The one question that remains, then, is this: Does anyone still remember Tritannus?  The possibility of that, assuming these things about how the Gate works, is pretty iffy.  For one thing, Icy, who was established in S5 as having a relationship with him closer than she ever did with Darkar or Valtor, doesn’t mention him at all in S5, not even when she brings up her Dark Sirenix powers.  This is where it starts getting similar to the mechanisms of the Clow Book: even those most important to him seem to be suffering from the symptoms of magical-induced oblivion.  As for the one person who may remember all of this?  Aisha would be my best guess, seeing that the magic needed to make someone forget about their own flesh and blood would likely be much harder to cast.  Yet, even she might not remember all of the more negative aspects about him.  From the way she’s acting this season, I’m guessing that fate might have decided to take it easy on her and have her remember the good memories she had with him, but create fake ones in the place of the havoc he caused.  She would remember him in this case, but likely assume him to be dead.

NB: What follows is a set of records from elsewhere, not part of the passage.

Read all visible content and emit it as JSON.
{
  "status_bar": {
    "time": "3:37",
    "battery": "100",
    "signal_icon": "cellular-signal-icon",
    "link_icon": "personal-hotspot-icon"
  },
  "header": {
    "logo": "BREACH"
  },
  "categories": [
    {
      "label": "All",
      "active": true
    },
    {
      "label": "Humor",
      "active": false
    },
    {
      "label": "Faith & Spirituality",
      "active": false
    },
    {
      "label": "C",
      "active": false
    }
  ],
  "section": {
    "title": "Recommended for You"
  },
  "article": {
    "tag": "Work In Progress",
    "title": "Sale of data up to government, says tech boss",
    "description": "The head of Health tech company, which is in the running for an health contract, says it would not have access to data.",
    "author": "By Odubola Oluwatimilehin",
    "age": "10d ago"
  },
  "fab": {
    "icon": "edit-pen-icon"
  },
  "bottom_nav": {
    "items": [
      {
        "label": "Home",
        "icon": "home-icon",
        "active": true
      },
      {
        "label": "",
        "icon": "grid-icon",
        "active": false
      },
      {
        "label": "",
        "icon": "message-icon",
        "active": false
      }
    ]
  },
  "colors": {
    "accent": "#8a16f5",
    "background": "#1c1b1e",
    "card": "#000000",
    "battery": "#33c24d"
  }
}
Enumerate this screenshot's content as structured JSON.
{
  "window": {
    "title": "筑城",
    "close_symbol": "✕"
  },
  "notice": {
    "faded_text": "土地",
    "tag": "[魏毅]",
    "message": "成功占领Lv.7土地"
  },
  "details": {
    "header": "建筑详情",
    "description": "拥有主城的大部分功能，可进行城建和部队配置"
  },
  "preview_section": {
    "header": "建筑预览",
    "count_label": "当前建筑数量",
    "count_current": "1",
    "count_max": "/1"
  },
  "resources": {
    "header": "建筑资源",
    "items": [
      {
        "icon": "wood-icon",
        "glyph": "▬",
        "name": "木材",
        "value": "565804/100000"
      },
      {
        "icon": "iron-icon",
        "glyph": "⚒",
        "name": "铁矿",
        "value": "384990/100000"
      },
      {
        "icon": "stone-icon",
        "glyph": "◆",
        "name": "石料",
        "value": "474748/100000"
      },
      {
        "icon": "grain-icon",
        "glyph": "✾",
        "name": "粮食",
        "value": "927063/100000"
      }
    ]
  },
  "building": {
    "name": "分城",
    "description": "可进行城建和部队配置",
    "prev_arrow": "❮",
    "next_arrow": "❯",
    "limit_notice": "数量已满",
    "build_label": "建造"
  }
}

Now that all this heavy discussion is over, I’d like to say that this February marks Rainbow Dust’s first birthday!  And with that, I’d like to create an initiative to update this site more.  I was pretty good about it when it first started, but let me just tell you bluntly: I’m a college student, and the stress that accompanies that began to take its toll on the site.  Now, I’m trying to balance all these things while still providing you with quality content!  (However, it might take a bit longer for updates to rainbow FICTION, because I’m trying to branch out in the writing world and currently have some commitments with FiMFiction, the My Little Pony fanfiction website.  (My account on there is Quillamore, so if you’re interested, check it out.)

As a way of thanking you for all the time you’ve spent on this website in this past year, I’d like you to help me pick what the next article will cover.  I have various ideas about concepts to address, and you can comment on which one you’d most like to read.

1.) The Enchantix Theory: Compared to some of my previous material, this one is pretty heavy and actually tries to apply philosophy to Winx.  Basically, there are various theories of how self-sacrifice works, and in this article, I’ll be explaining them and using them to rank which character’s Enchantix was gained with the “purest” methods in mind.

2.) Suspension of Believix: A companion to To Believix or Not to Believix in which we look at how Nick continues to use Believix in promotional materials even two seasons after the fact.  This is one of the more controversial issues with Winx right now.

3.) Title TBA: A look at how S5 and S6 have their connections in manga and anime.  It has a particular focus on linking S6 to the magical manga/anime Fushigi Yuugi and its similar concepts of magical books and childhood friend betrayal.

I look forward to seeing your responses.  ❤